(Data entries)
= = = =

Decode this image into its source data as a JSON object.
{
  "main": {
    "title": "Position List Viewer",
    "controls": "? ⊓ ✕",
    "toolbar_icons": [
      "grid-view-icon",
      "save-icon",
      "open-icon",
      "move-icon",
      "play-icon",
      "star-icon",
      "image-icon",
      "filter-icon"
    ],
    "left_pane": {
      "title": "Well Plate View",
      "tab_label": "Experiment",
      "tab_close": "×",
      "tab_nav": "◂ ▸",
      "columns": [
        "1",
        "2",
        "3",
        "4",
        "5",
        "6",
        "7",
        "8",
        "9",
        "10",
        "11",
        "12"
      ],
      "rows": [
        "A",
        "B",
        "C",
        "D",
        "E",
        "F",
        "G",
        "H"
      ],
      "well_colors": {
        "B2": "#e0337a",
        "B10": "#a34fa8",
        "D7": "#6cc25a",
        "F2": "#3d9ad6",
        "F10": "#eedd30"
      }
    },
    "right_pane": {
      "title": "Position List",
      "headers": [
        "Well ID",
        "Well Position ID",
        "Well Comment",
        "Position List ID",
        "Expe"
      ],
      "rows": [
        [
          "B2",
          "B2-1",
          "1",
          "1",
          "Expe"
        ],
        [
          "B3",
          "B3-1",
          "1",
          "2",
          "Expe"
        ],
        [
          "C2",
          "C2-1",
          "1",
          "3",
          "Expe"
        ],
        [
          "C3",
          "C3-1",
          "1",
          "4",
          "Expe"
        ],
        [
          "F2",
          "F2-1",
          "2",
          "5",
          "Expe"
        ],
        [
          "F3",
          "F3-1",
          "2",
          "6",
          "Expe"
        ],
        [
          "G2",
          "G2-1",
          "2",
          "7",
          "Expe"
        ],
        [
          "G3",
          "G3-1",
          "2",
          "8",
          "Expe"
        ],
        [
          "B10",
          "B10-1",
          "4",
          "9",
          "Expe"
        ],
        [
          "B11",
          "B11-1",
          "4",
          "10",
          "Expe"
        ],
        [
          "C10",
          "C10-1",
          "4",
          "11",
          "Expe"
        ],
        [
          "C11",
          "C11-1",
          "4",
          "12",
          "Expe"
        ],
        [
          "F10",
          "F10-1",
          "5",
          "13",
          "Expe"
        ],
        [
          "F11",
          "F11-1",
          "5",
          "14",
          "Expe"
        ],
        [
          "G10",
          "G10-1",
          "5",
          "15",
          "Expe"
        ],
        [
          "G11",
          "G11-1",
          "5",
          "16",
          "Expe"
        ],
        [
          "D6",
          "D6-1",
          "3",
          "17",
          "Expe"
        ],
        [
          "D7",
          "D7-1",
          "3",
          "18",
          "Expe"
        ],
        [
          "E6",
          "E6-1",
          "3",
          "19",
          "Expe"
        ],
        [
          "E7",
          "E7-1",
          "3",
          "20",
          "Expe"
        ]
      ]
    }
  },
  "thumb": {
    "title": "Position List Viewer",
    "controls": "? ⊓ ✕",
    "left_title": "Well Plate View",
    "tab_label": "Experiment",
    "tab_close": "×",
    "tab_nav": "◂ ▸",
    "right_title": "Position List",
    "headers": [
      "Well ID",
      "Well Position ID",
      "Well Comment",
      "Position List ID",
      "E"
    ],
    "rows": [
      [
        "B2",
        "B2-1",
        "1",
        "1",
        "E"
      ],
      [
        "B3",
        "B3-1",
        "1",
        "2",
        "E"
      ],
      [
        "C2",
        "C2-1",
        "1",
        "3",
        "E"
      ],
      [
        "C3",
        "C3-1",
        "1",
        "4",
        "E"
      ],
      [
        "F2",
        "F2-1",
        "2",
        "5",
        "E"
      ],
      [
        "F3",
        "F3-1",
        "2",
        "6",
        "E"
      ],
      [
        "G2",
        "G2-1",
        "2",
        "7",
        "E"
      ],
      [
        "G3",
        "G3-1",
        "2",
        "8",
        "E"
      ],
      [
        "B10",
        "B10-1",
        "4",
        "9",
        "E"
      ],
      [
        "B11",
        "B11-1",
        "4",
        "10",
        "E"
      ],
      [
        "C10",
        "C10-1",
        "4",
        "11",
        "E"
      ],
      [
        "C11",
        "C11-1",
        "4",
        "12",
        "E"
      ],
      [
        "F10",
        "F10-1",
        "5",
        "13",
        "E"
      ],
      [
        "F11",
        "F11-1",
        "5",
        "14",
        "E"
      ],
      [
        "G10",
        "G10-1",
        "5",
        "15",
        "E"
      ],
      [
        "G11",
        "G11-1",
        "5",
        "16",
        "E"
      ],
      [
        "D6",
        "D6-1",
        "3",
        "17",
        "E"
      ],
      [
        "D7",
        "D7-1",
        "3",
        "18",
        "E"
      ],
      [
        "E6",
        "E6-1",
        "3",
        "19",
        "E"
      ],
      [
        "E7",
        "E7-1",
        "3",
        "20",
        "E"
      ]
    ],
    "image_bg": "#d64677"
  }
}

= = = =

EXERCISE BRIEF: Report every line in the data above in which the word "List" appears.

REPLY:
    "title": "Position List Viewer",
      "title": "Position List",
        "Position List ID",
    "title": "Position List Viewer",
    "right_title": "Position List",
      "Position List ID",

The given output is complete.